Updated at 10:30 a.m. PDT with comments and further details from Microsoft.
In its latest move into virtualization, Microsoft said on Wednesday that it has bought Kidaro, a company that helps businesses manage their collection of virtual machines.
Microsoft said the technology will make it easier for businesses to manage application compatibility challenges, ultimately spurring faster Vista adoption as well as broadening the use of virtual machines within corporations.
"The challenge we have with Virtual PC today is it doesn't have enterprise-level management and deployment with it and the user experience could be improved," said … Read more
An Ovum market research report suggests that those looking to get rich off Linux had best focus on the server. The market for Linux products and services (not including hardware) came in at $2.4 billion in 2007, according to the firm, but should hit $7.7 billion by 2012.
That's a nice bump, 81 percent of which will be services, with a corresponding 81 percent stemming from the server, not desktop. (Mobile/embedded was not included in the report.)
It does call into question, however, whether Canonical/Ubuntu's focus on the desktop is misplaced, at least from a financial perspective. Is Red Hat right to single out the server for its plans?… Read more
Last week Lenovo lent me one of its X61 ThinkPad laptops so that I could give Ubuntu Linux a try. Having had a bad experience with Novell's SUSE Linux Enterprise Desktop a few years ago, I had sworn off desktop Linux and determined not to return.

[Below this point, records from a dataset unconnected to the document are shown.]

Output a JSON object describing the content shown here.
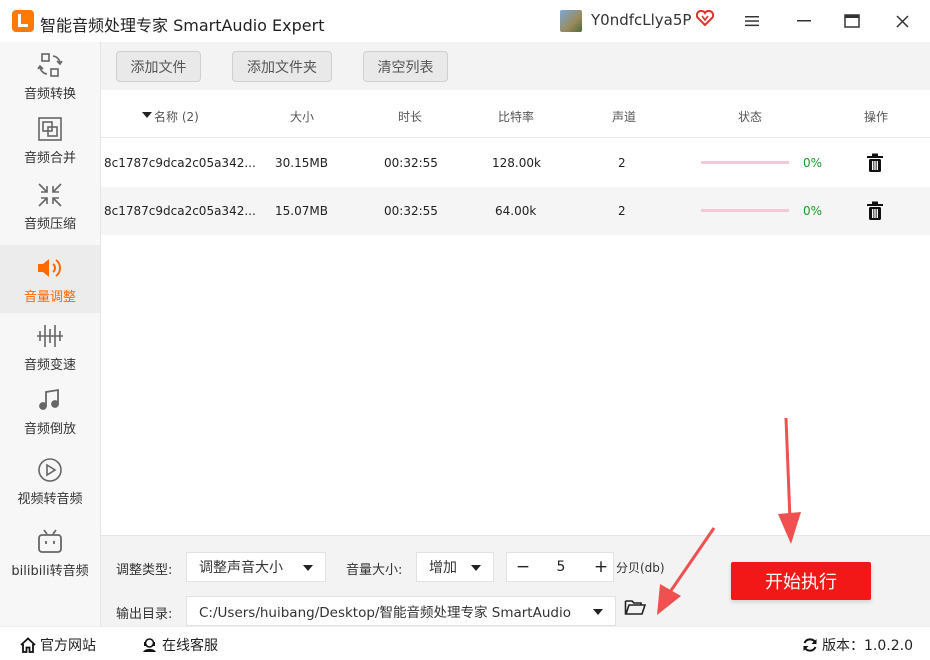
{
  "app": {
    "title": "智能音频处理专家 SmartAudio Expert",
    "username": "Y0ndfcLlya5P"
  },
  "sidebar": {
    "items": [
      {
        "label": "音频转换",
        "icon": "convert-icon",
        "active": false
      },
      {
        "label": "音频合并",
        "icon": "merge-icon",
        "active": false
      },
      {
        "label": "音频压缩",
        "icon": "compress-icon",
        "active": false
      },
      {
        "label": "音量调整",
        "icon": "volume-icon",
        "active": true
      },
      {
        "label": "音频变速",
        "icon": "speed-icon",
        "active": false
      },
      {
        "label": "音频倒放",
        "icon": "music-note-icon",
        "active": false
      },
      {
        "label": "视频转音频",
        "icon": "play-circle-icon",
        "active": false
      },
      {
        "label": "bilibili转音频",
        "icon": "bilibili-tv-icon",
        "active": false
      }
    ]
  },
  "toolbar": {
    "add_file": "添加文件",
    "add_folder": "添加文件夹",
    "clear_list": "清空列表"
  },
  "table": {
    "columns": {
      "name": "名称 (2)",
      "size": "大小",
      "duration": "时长",
      "bitrate": "比特率",
      "channels": "声道",
      "status": "状态",
      "actions": "操作"
    },
    "rows": [
      {
        "name": "8c1787c9dca2c05a342...",
        "size": "30.15MB",
        "duration": "00:32:55",
        "bitrate": "128.00k",
        "channels": "2",
        "progress": "0%"
      },
      {
        "name": "8c1787c9dca2c05a342...",
        "size": "15.07MB",
        "duration": "00:32:55",
        "bitrate": "64.00k",
        "channels": "2",
        "progress": "0%"
      }
    ]
  },
  "settings": {
    "adjust_type_label": "调整类型:",
    "adjust_type_value": "调整声音大小",
    "volume_label": "音量大小:",
    "volume_mode": "增加",
    "volume_value": "5",
    "unit": "分贝(db)",
    "output_label": "输出目录:",
    "output_path": "C:/Users/huibang/Desktop/智能音频处理专家 SmartAudio",
    "start_button": "开始执行"
  },
  "statusbar": {
    "website": "官方网站",
    "support": "在线客服",
    "version": "版本：1.0.2.0"
  },
  "colors": {
    "accent": "#ff6a00",
    "start_button": "#f21818",
    "progress_text": "#1a9a2a",
    "annotation_arrow": "#f05050"
  }
}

A week into a new trial with Ubuntu Linux, however, it's clear that desktop Linux has come a long way. I found it extremely easy to use, including when I had to install a program (Skype) that wasn't included in the supported applications list. This is an operating system that my grandma could (and, in fact, did) use.
This isn't to say that my week with Ubuntu Linux was uneventful. I had a few struggles, which I'll detail below. These struggles, however, were almost entirely due to running Ubuntu on unsupported hardware, and not any fault of Ubuntu (or Linux) itself.… Read more
Intel will bring out a version of the Atom processor for low-cost desktops, among other form factors, according to a report.
The Atom processor, announced earlier this week, is a tiny low-power, low-cost processor destined for ultramobile devices and low-cost desktops typically running either Linux or Windows XP. The first Atom chips will ship in the second quarter.
A dual-core version of the Atom processor, due in the third quarter, will run at 1.87GHz and have a thermal envelope of 12 watts, according to the Chinese-language Web site HKEPC, which cites Taiwan motherboard manufacturers as sources. Some designs that … Read more
You've got your pick of free desktop-search utilities, nearly any of which are faster and less processor-intensive than Windows' built-in file-search feature. I've used at least a half-dozen different file-search tools in the last few years, but three have stood the test of time: Google Desktop Search, Microsoft's Windows Desktop Search (or simply Windows Search in Vista, where it replaces the old Indexing Service), and the oldest and best of the bunch, Copernic Desktop Search. After bouncing between the three, I've settled on Copernic for its speed, ease of use, and relatively small footprint.
That's … Read more